Each entry needs to be retyped exactly, with nothing added or dropped.

::: EXERCISE MATERIAL :::

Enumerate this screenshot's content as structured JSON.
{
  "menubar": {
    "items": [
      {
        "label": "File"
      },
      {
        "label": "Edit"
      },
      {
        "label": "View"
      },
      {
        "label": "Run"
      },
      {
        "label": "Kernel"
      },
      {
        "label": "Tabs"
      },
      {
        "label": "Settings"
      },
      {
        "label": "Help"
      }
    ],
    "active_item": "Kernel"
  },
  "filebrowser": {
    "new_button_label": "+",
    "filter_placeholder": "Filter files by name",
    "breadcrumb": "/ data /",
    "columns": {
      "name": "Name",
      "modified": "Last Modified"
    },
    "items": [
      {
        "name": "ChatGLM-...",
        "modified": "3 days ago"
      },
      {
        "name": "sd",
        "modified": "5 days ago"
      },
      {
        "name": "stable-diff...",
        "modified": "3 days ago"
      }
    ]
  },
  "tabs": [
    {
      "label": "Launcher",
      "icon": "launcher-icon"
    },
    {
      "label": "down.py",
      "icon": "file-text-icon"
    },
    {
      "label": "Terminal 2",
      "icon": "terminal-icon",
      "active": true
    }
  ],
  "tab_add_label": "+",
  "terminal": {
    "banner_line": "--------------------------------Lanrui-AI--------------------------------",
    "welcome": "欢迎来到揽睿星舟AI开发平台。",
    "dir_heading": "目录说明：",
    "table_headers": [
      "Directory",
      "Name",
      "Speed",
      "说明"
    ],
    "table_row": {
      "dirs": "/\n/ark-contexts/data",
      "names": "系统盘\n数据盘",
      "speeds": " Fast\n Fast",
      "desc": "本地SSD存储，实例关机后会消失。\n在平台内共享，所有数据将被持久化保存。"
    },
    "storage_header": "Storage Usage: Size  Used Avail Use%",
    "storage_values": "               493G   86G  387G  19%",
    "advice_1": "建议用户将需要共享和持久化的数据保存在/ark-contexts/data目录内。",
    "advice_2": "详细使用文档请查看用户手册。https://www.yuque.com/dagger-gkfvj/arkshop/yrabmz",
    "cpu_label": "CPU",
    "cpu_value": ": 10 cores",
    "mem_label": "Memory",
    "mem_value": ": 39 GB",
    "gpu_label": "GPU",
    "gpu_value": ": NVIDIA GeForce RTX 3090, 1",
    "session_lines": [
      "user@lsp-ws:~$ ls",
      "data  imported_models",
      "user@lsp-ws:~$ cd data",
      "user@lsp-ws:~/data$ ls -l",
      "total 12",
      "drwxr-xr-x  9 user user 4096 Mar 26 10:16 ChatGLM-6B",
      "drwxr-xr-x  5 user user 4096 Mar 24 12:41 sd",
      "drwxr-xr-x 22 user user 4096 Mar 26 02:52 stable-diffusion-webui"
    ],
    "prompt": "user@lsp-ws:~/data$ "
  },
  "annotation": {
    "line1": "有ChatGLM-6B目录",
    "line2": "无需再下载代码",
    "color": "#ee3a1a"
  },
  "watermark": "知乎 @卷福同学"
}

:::

◆ EXERCISE SOLUTION
Enumerate this screenshot's content as structured JSON.
{
  "menubar": {
    "items": [
      {
        "label": "File"
      },
      {
        "label": "Edit"
      },
      {
        "label": "View"
      },
      {
        "label": "Run"
      },
      {
        "label": "Kernel"
      },
      {
        "label": "Tabs"
      },
      {
        "label": "Settings"
      },
      {
        "label": "Help"
      }
    ],
    "active_item": "Kernel"
  },
  "filebrowser": {
    "new_button_label": "+",
    "filter_placeholder": "Filter files by name",
    "breadcrumb": "/ data /",
    "columns": {
      "name": "Name",
      "modified": "Last Modified"
    },
    "items": [
      {
        "name": "ChatGLM-...",
        "modified": "3 days ago"
      },
      {
        "name": "sd",
        "modified": "5 days ago"
      },
      {
        "name": "stable-diff...",
        "modified": "3 days ago"
      }
    ]
  },
  "tabs": [
    {
      "label": "Launcher",
      "icon": "launcher-icon"
    },
    {
      "label": "down.py",
      "icon": "file-text-icon"
    },
    {
      "label": "Terminal 2",
      "icon": "terminal-icon",
      "active": true
    }
  ],
  "tab_add_label": "+",
  "terminal": {
    "banner_line": "--------------------------------Lanrui-AI--------------------------------",
    "welcome": "欢迎来到揽睿星舟AI开发平台。",
    "dir_heading": "目录说明：",
    "table_headers": [
      "Directory",
      "Name",
      "Speed",
      "说明"
    ],
    "table_row": {
      "dirs": "/\n/ark-contexts/data",
      "names": "系统盘\n数据盘",
      "speeds": " Fast\n Fast",
      "desc": "本地SSD存储，实例关机后会消失。\n在平台内共享，所有数据将被持久化保存。"
    },
    "storage_header": "Storage Usage: Size  Used Avail Use%",
    "storage_values": "               493G   86G  387G  19%",
    "advice_1": "建议用户将需要共享和持久化的数据保存在/ark-contexts/data目录内。",
    "advice_2": "详细使用文档请查看用户手册。https://www.yuque.com/dagger-gkfvj/arkshop/yrabmz",
    "cpu_label": "CPU",
    "cpu_value": ": 10 cores",
    "mem_label": "Memory",
    "mem_value": ": 39 GB",
    "gpu_label": "GPU",
    "gpu_value": ": NVIDIA GeForce RTX 3090, 1",
    "session_lines": [
      "user@lsp-ws:~$ ls",
      "data  imported_models",
      "user@lsp-ws:~$ cd data",
      "user@lsp-ws:~/data$ ls -l",
      "total 12",
      "drwxr-xr-x  9 user user 4096 Mar 26 10:16 ChatGLM-6B",
      "drwxr-xr-x  5 user user 4096 Mar 24 12:41 sd",
      "drwxr-xr-x 22 user user 4096 Mar 26 02:52 stable-diffusion-webui"
    ],
    "prompt": "user@lsp-ws:~/data$ "
  },
  "annotation": {
    "line1": "有ChatGLM-6B目录",
    "line2": "无需再下载代码",
    "color": "#ee3a1a"
  },
  "watermark": "知乎 @卷福同学"
}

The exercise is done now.